Untermeyer, who in a former life was a political reporter for The Houston Chronicle and then an elected state representative in the Texas legislature—and later an administrative assistant to Vice President George H.W. Bush, and U.S. ambassador to Qatar—muses in his journal: “Jim has so apotheosized his life as an epic of American courage and spirit that any criticism (or perceived criticism) is akin to sacrilege or even treason.”
As deputy assistant secretary for installations and facilities, and then as assistant secretary for manpower and reserve affairs, Untermeyer, now 69, worked intimately with Webb in the Navy Department, and kept a meticulous journal of his close encounters; Untermeyer was so faithful a diarist that Webb once ordered him during a particularly sensitive meeting (on the then-troublesome issue of women in the Navy): “Chase, stop taking notes.”
Untermeyer, who has been close to the Bush family for four decades, is enthusiastically supporting Jeb Bush for president, but told The Daily Beast on Monday he would be perfectly comfortable if Webb somehow beat the very long odds and ended up in the Oval Office.
But in his journal from 1987, he muses: “I suspect Webb has gotten nervous about championing the women’s issue probably because he is truly against women in the military and detests those who keep pushing the matter.”

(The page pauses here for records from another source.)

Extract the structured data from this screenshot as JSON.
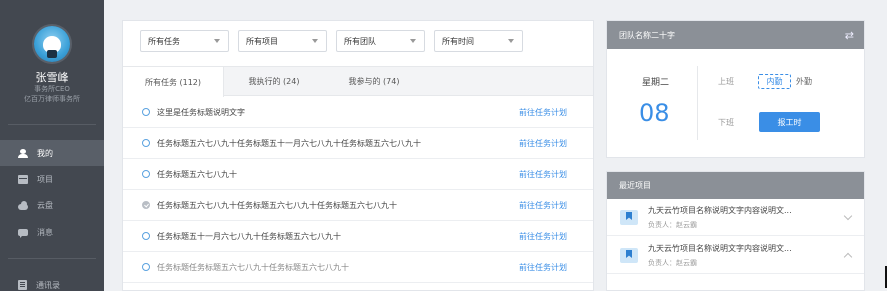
{
  "sidebar": {
    "user": {
      "name": "张雪峰",
      "title": "事务所CEO",
      "company": "亿百万律师事务所"
    },
    "nav": [
      {
        "label": "我的",
        "icon": "person-icon",
        "active": true
      },
      {
        "label": "项目",
        "icon": "table-icon",
        "active": false
      },
      {
        "label": "云盘",
        "icon": "cloud-icon",
        "active": false
      },
      {
        "label": "消息",
        "icon": "message-icon",
        "active": false
      },
      {
        "label": "通讯录",
        "icon": "contacts-icon",
        "active": false
      }
    ]
  },
  "filters": [
    "所有任务",
    "所有项目",
    "所有团队",
    "所有时间"
  ],
  "tabs": [
    "所有任务 (112)",
    "我执行的 (24)",
    "我参与的 (74)"
  ],
  "tasks": [
    {
      "title": "这里是任务标题说明文字",
      "link": "前往任务计划",
      "done": false
    },
    {
      "title": "任务标题五六七八九十任务标题五十一月六七八九十任务标题五六七八九十",
      "link": "前往任务计划",
      "done": false
    },
    {
      "title": "任务标题五六七八九十",
      "link": "前往任务计划",
      "done": false
    },
    {
      "title": "任务标题五六七八九十任务标题五六七八九十任务标题五六七八九十",
      "link": "前往任务计划",
      "done": true
    },
    {
      "title": "任务标题五十一月六七八九十任务标题五六七八九十",
      "link": "前往任务计划",
      "done": false
    },
    {
      "title": "任务标题任务标题五六七八九十任务标题五六七八九十",
      "link": "前往任务计划",
      "done": false
    }
  ],
  "team": {
    "name": "团队名称二十字",
    "weekday": "星期二",
    "day": "08",
    "on_label": "上班",
    "in_label": "内勤",
    "out_label": "外勤",
    "off_label": "下班",
    "report_button": "报工时"
  },
  "recent": {
    "title": "最近项目",
    "items": [
      {
        "title": "九天云竹项目名称说明文字内容说明文...",
        "owner": "负责人：赵云霸",
        "expanded": false
      },
      {
        "title": "九天云竹项目名称说明文字内容说明文...",
        "owner": "负责人：赵云霸",
        "expanded": true
      }
    ]
  },
  "colors": {
    "accent": "#3a8ee6",
    "sidebar": "#434850",
    "header_gray": "#8b9097"
  }
}
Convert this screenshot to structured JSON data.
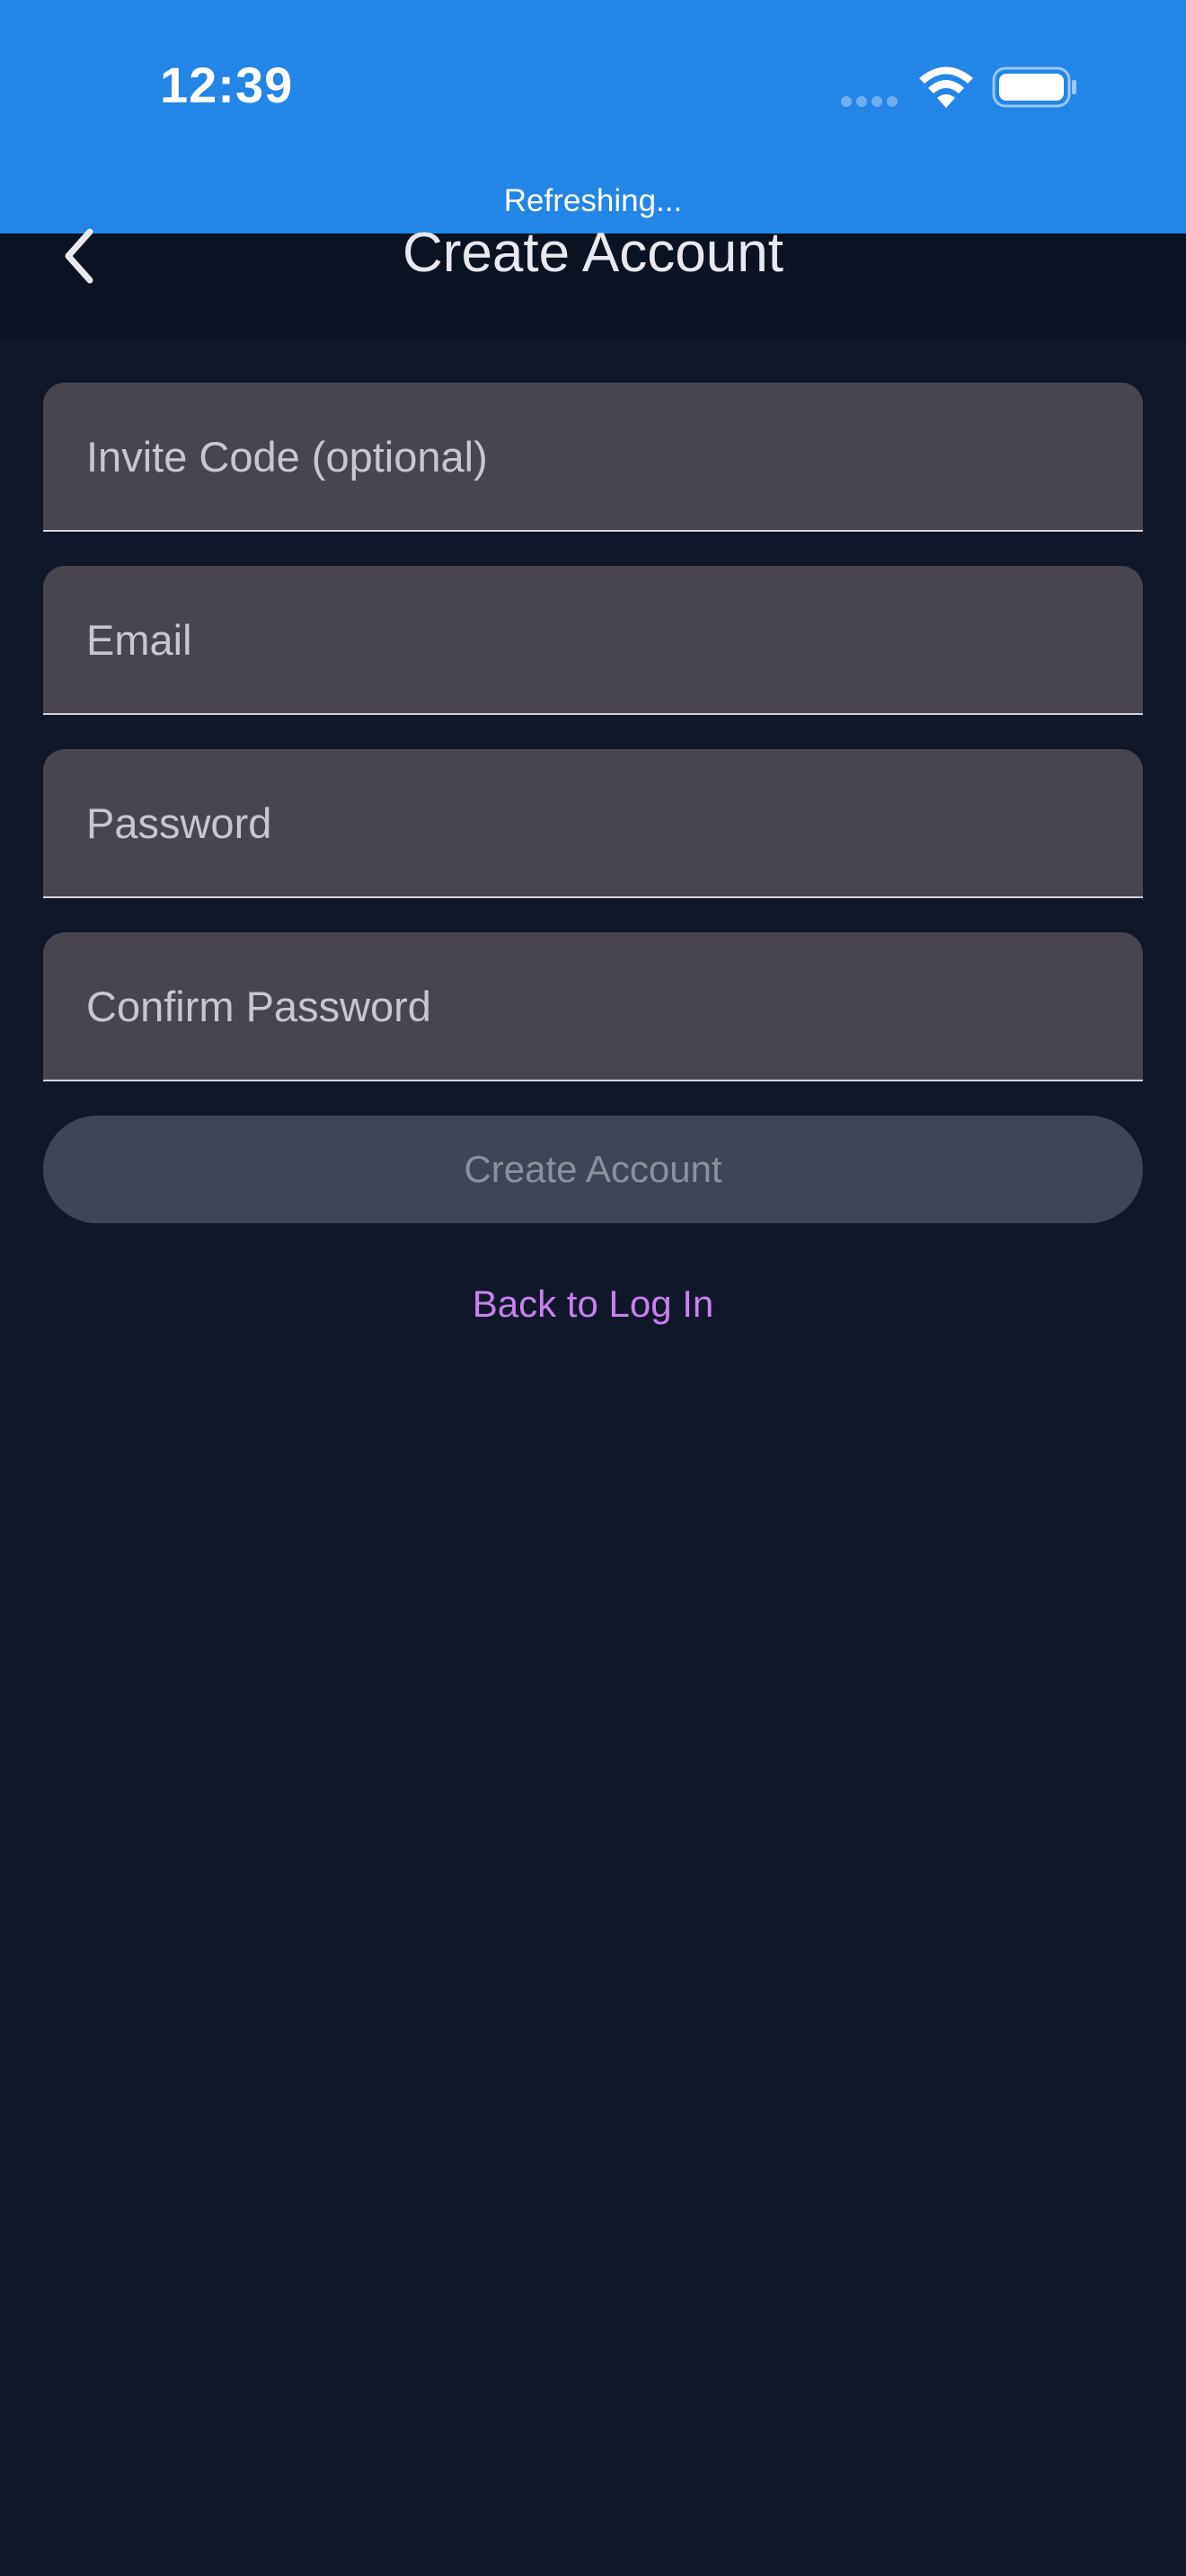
{
  "status_bar": {
    "time": "12:39",
    "refresh_text": "Refreshing...",
    "color": "#2385e6"
  },
  "header": {
    "title": "Create Account",
    "back_icon": "chevron-left-icon"
  },
  "form": {
    "invite_code": {
      "placeholder": "Invite Code (optional)",
      "value": ""
    },
    "email": {
      "placeholder": "Email",
      "value": ""
    },
    "password": {
      "placeholder": "Password",
      "value": ""
    },
    "confirm_password": {
      "placeholder": "Confirm Password",
      "value": ""
    },
    "submit_label": "Create Account",
    "submit_state": "disabled"
  },
  "links": {
    "back_to_login": "Back to Log In",
    "color": "#c782ec"
  },
  "theme": {
    "background": "#101729",
    "field_background": "#48454f"
  }
}
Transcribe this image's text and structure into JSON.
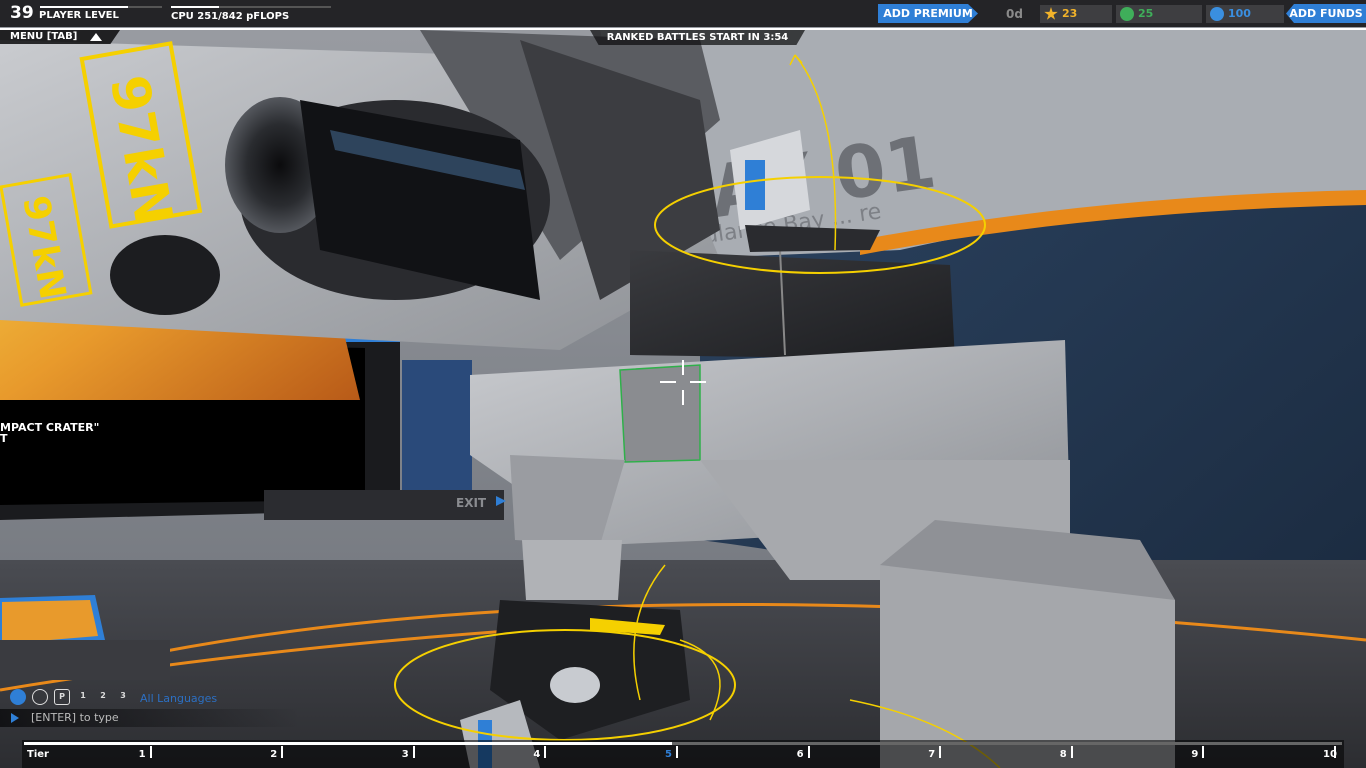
{
  "hud": {
    "player_level": "39",
    "player_level_label": "PLAYER LEVEL",
    "player_level_progress": 0.72,
    "cpu_label": "CPU 251/842 pFLOPS",
    "cpu_progress": 0.298,
    "add_premium_label": "ADD PREMIUM",
    "premium_days": "0d",
    "robits_stars": "23",
    "rp": "25",
    "galaxy_coins": "100",
    "add_funds_label": "ADD FUNDS",
    "menu_label": "MENU [TAB]",
    "ranked_timer": "RANKED BATTLES START IN 3:54"
  },
  "scene": {
    "thruster_label": "97kN",
    "thruster_label_small": "97kN",
    "screen_caption": "MPACT CRATER\"",
    "screen_caption_2": "T",
    "exit_sign": "EXIT",
    "bay_sign": "BAY 01",
    "bay_subtitle": "Ambulance Bay ... re"
  },
  "chat": {
    "icons": [
      "globe-icon",
      "accessibility-icon",
      "party-icon",
      "team-1-icon",
      "team-2-icon",
      "team-3-icon"
    ],
    "icon_labels": [
      "",
      "",
      "P",
      "1",
      "2",
      "3"
    ],
    "language_filter": "All Languages",
    "input_placeholder": "[ENTER] to type"
  },
  "tier_bar": {
    "label": "Tier",
    "ticks": [
      "1",
      "2",
      "3",
      "4",
      "5",
      "6",
      "7",
      "8",
      "9",
      "10"
    ],
    "active_tier": "5"
  },
  "colors": {
    "accent_blue": "#2f7fd6",
    "highlight_yellow": "#f5d000",
    "trim_orange": "#e8891a",
    "star_gold": "#f2b32a",
    "rp_green": "#3fae5a",
    "gc_blue": "#3a8fe0"
  }
}
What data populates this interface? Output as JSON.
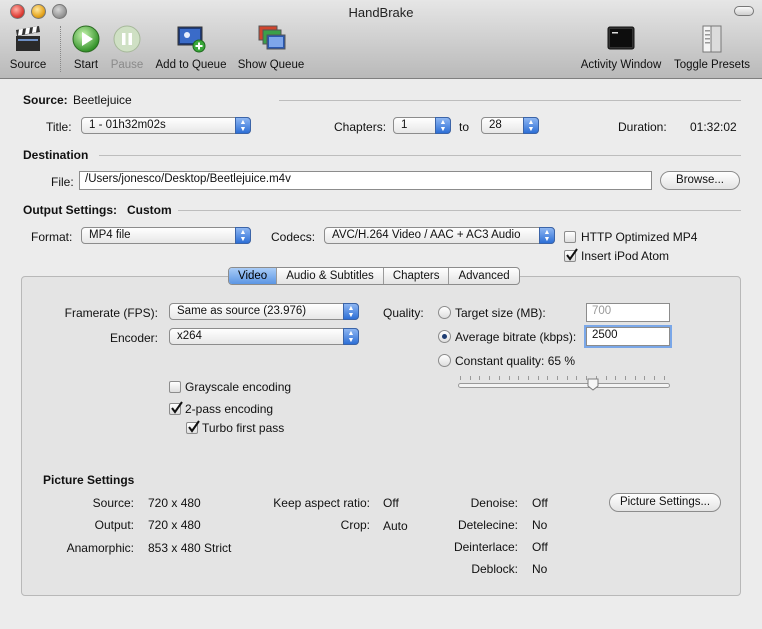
{
  "window": {
    "title": "HandBrake"
  },
  "toolbar": {
    "source": "Source",
    "start": "Start",
    "pause": "Pause",
    "add_queue": "Add to Queue",
    "show_queue": "Show Queue",
    "activity": "Activity Window",
    "toggle_presets": "Toggle Presets"
  },
  "source": {
    "label": "Source:",
    "value": "Beetlejuice"
  },
  "title_row": {
    "title_label": "Title:",
    "title_value": "1 - 01h32m02s",
    "chapters_label": "Chapters:",
    "chapter_from": "1",
    "to_label": "to",
    "chapter_to": "28",
    "duration_label": "Duration:",
    "duration_value": "01:32:02"
  },
  "destination": {
    "heading": "Destination",
    "file_label": "File:",
    "file_value": "/Users/jonesco/Desktop/Beetlejuice.m4v",
    "browse": "Browse..."
  },
  "output": {
    "heading": "Output Settings:",
    "preset": "Custom",
    "format_label": "Format:",
    "format_value": "MP4 file",
    "codecs_label": "Codecs:",
    "codecs_value": "AVC/H.264 Video / AAC + AC3 Audio",
    "http_opt": "HTTP Optimized MP4",
    "http_checked": false,
    "ipod": "Insert iPod Atom",
    "ipod_checked": true
  },
  "tabs": [
    "Video",
    "Audio & Subtitles",
    "Chapters",
    "Advanced"
  ],
  "selected_tab": "Video",
  "video": {
    "framerate_label": "Framerate (FPS):",
    "framerate_value": "Same as source (23.976)",
    "encoder_label": "Encoder:",
    "encoder_value": "x264",
    "grayscale": "Grayscale encoding",
    "grayscale_checked": false,
    "twopass": "2-pass encoding",
    "twopass_checked": true,
    "turbo": "Turbo first pass",
    "turbo_checked": true,
    "quality_label": "Quality:",
    "target_size": "Target size (MB):",
    "target_size_value": "700",
    "avg_bitrate": "Average bitrate (kbps):",
    "avg_bitrate_value": "2500",
    "constant_quality": "Constant quality: 65 %",
    "selected_quality_mode": "Average bitrate (kbps):",
    "quality_slider_value": 0.65
  },
  "picture": {
    "heading": "Picture Settings",
    "source_label": "Source:",
    "source_value": "720 x 480",
    "output_label": "Output:",
    "output_value": "720 x 480",
    "anamorphic_label": "Anamorphic:",
    "anamorphic_value": "853 x 480 Strict",
    "keep_aspect_label": "Keep aspect ratio:",
    "keep_aspect_value": "Off",
    "crop_label": "Crop:",
    "crop_value": "Auto",
    "denoise_label": "Denoise:",
    "denoise_value": "Off",
    "detelecine_label": "Detelecine:",
    "detelecine_value": "No",
    "deinterlace_label": "Deinterlace:",
    "deinterlace_value": "Off",
    "deblock_label": "Deblock:",
    "deblock_value": "No",
    "button": "Picture Settings..."
  },
  "colors": {
    "accent": "#2d6fd6",
    "start_green": "#3aa83a"
  }
}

At one point, Untermeyer writes in his journal (a habit he started at age 9): “Jim is an even moodier person than John Lehman, with a fiery temper of the sort that John suppressed. His work habits and accessibility may be just as chaotic as Lehman’s...I consider him [Webb] the preeminent member of my generation of Americans, and I am fortunate to know him.”
Despite his myriad accomplishments, Webb—who grew up a self-proclaimed “redneck” in a military family—was also oddly insecure about certain hot-button issues, such as whether an underling had attended an Ivy League college.
When one of his assistant secretaries returned to work from a three-week senior management course at Harvard’s Kennedy School of Government, Webb’s greeting was: “Are you an asshole yet?”
Untermeyer, a Harvard grad, was spared from such hazing only because he had served in the ROTC and then aboard a Navy ship during Vietnam.
In an anecdote worthy of a Peter Sellers comedy, Untermeyer recounts how Webb once decided to mingle with underlings in the Navy Department, poking his head into their cubby holes and engaging in friendly conversation, when he came upon a wall decoration in the office of Untermeyer’s executive assistant, a female Navy captain.
The decoration—which was actually on a bulletin board over the desk of the captain’s secretary—was a satirical cartoon titled, “The Evolution of Authority.”
It showed an ape’s footprint, then a man’s shoeprint, “then the distinctive imprint of a high-heeled shoe,” Untermeyer writes. “It was a feminist joke, and a mild one at that.”
A half-hour after Webb returned to his office, he phoned Untermeyer, seething with anger about the cartoon. “We should be applying the same standard we would to a male,” he barked. “That was inappropriate and unnecessarily inflammatory. If a man had put something like that against women on his wall we would be stuck with an EEOC complaint.”
In the ensuing couple of days, Untermeyer kept looking for an opportunity to sneak into the captain’s office and stealthily remove the cartoon, and Webb checked up on his progress. “Is it gone?” he asked.
At one point, Untermeyer succeeded, at night, when everybody had gone home, only to have a new copy of the cartoon restored the next day.
He was forced to remove it a second time, lest Webb wander by and have a full-on meltdown.
Untermeyer acknowledges that perhaps Webb or other personages who show up in his journal will be displeased with some of these stories.
“In defense, I reply that they did it; I only recorded it,” he writes in his book. “And, while it may be of only slight comfort to them, I have omitted a great deal that they might find even more disagreeable.”
This article was amended Tuesday, July 7 at 1:30 p.m. to include a comment from Jim Webb’s campaign spokesman.